No longer the world’s greatest amateur race, the N24 had become an affair of international importance and world-class quality not just at the sharp end of the field. The pace, too, had picked up substantially. The class of 2010 managed to turn a full nine laps more over the 24 hours than their predecessors ten years back. And yet, a GT3 car did not win.

Audi brought five “not-works“ R8 LMS, most of which ran into mechanical trouble. The perhaps least favoured of them ( for Dennis Rostek / Luca Ludwig / Marc Bronzel / Markus Winkelhock) worked its way up to 3rd place courtesy of a quietly efficient run; this was the only SP9/GT3 team on the podium.

Title defenders Manthey Racing blitzed everyone at the start and established themselves in a runaway lead until a stationary vehicle ended the Porsche 997 GT3’s run during the night.

Porsche, though, had brought along something extra-special. The 911 GT3 R hybrid. Helmed by a crew of factory drivers (Jörg Bergmeister, Richard Lietz, Marco Holzer, Martin Ragginger) it steadily climbed up the leaderboard. Until it led. And led convincingly. Was this the dawn of a new motor racing era?

With three hours to go, the new era was called off when the hybrid coasted to a halt.

BMW was there, too. Entered in the E1-XP class for Team Schnitzer, the Schnitzer M3 GT2 gave its Nordschleife debut. Of the two cars, the “Dirkmobile“ (Dirks Werner, Müller, and Adorf, along with honorary Dirk Andy Priaulx) was set back by early contact and eventually fought its way up to 7th place.

The other one, crewed by Jörg Müller / Augusto Farfus / Uwe Alzen / Pedro Lamy, and not a single Dirk, never quite had the ultimate pace to challenge for the lead. It was kept in contention by consistency, smart team strategy, and ultimately the opposition’s bad luck.

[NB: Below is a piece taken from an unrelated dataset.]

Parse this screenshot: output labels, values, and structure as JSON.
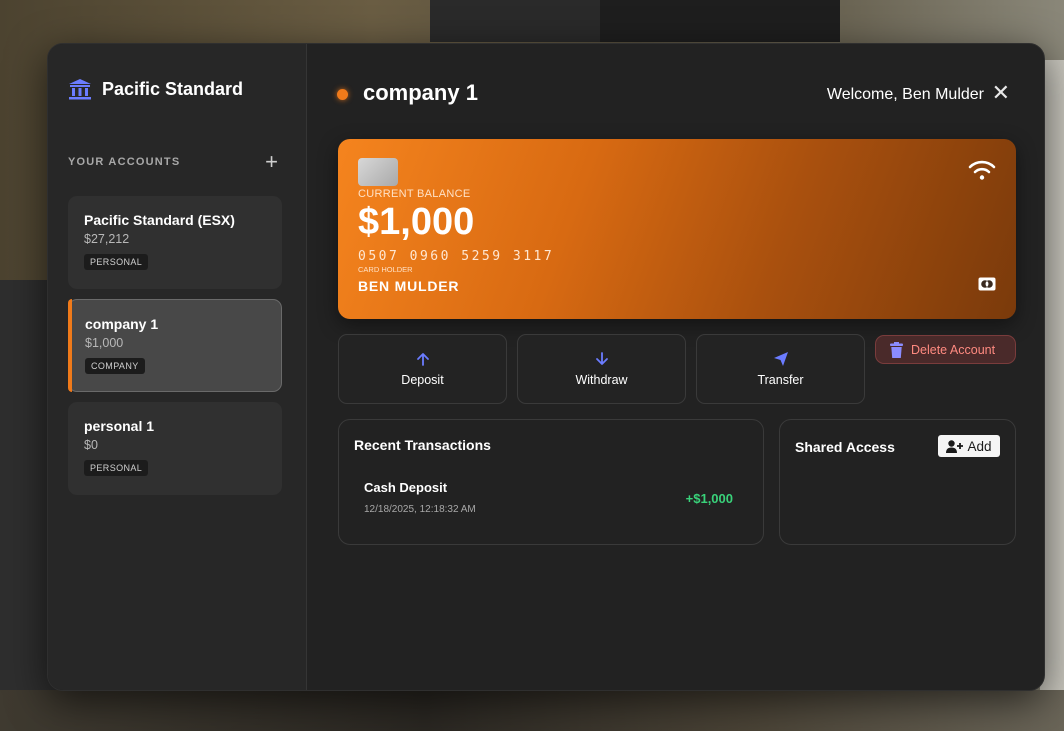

At 1 pm, the BMW led the way. With a gearbox that was essentially in tatters, the team decided to go for broke. Somehow, nothing broke. This success also put Pedro Lamy at the top of a very special leaderboard: the man from Portugal has won the German classic five times (pictured top)

Only Timo Bernhard and Marcel Tiemann have matched this record. The BMW crew could not afford to ease off; less than four minutes separated them from the surprisingly quick Farnbacher Ferrari 430 GTC of Dominik Farnbacher, Allan Simonsen, Leh Keen, and Marco Seefried. Again, 154 laps were in the books.

1970 Koepchen BMW Tuning Hans-Joachim Stuck Clemens Schickentanz BMW 2002 TI 123

1980 Ford Berkenkamp Racing Dieter Selzer Wolfgang Wolf Matthias Schneider Ford Escort RS2000 137

1990 Linder M Team Altfrid Heger Joachim Winkelhock Frank Schmickler BMW M3 E30 144

2000 Team Phoenix Uwe Alzen Altfrid Heger Michael Bartels Porsche 996 GT3-R 145

2010 Schnitzer Motorsport Jörg Müller Augusto Farfus Uwe Alzen Pedro Lamy BMW M3 GT2 154